EXERCISE BRIEF :: Where a line contains the word "Newman", copy that line from the records below.

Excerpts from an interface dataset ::

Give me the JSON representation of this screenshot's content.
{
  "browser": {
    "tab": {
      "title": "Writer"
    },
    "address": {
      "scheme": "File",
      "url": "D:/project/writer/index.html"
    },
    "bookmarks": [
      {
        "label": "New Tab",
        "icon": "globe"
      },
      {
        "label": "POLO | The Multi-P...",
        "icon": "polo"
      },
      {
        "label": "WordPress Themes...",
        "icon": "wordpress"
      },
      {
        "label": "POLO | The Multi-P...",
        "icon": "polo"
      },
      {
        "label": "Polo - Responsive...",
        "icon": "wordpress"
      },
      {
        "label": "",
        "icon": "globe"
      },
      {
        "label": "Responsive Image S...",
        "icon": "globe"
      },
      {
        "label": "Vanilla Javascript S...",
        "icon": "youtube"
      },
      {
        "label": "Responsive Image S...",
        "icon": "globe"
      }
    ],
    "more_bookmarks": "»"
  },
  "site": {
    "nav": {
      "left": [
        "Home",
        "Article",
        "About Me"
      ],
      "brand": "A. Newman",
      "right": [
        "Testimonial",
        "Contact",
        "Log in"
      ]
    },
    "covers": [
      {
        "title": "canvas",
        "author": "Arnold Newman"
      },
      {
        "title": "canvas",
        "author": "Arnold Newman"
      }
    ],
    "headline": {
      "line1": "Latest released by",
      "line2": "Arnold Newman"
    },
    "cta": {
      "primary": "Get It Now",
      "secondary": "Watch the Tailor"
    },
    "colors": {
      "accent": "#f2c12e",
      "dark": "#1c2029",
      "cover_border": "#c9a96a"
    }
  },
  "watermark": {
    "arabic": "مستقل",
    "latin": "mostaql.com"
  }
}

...

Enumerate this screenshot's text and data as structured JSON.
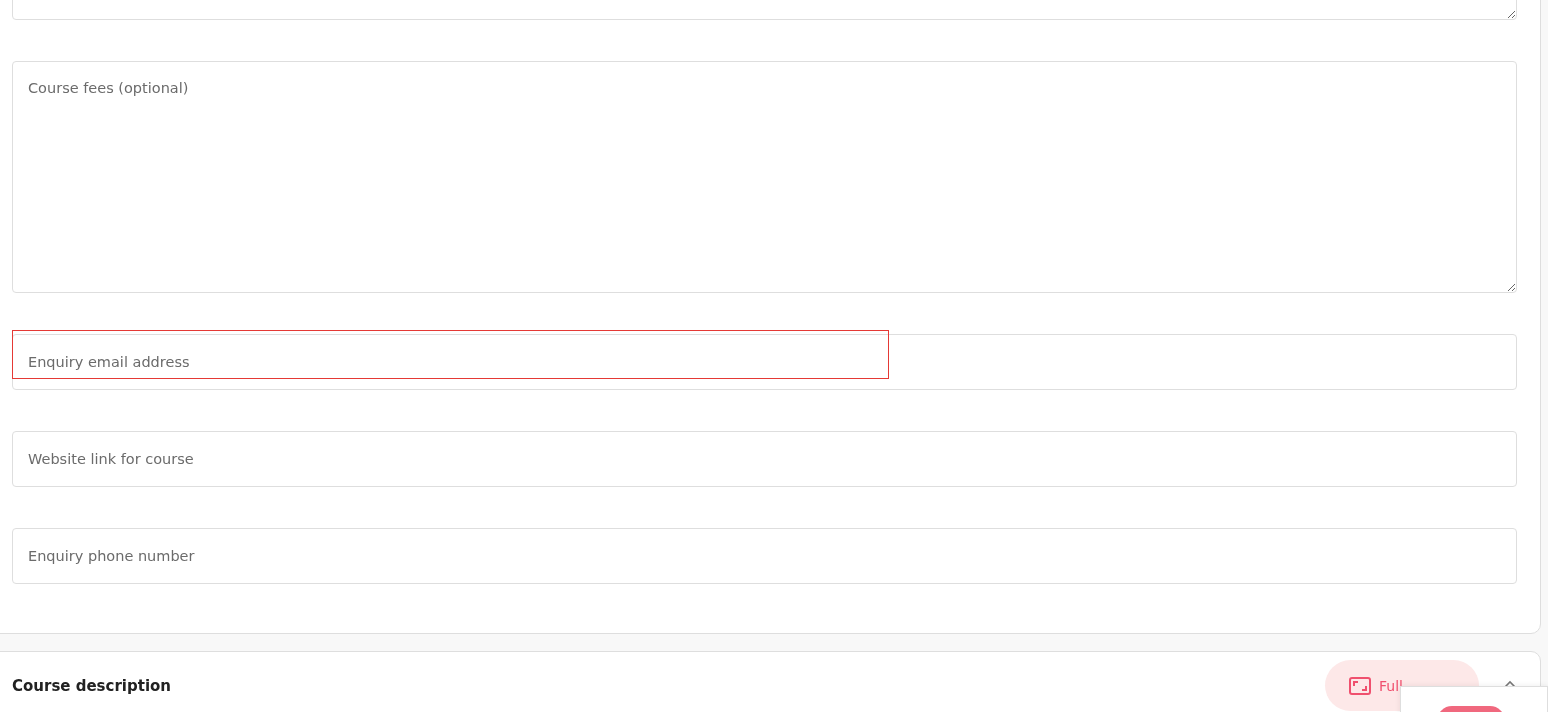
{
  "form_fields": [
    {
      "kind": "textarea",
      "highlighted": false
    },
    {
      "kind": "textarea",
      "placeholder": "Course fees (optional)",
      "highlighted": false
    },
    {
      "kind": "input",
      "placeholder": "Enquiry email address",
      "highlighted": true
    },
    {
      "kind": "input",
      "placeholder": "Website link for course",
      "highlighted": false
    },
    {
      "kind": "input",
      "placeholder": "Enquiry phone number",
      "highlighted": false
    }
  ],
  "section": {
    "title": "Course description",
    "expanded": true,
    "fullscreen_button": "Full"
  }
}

RESULT BELOW ::
      "brand": "A. Newman",
        "author": "Arnold Newman"
        "author": "Arnold Newman"
      "line2": "Arnold Newman"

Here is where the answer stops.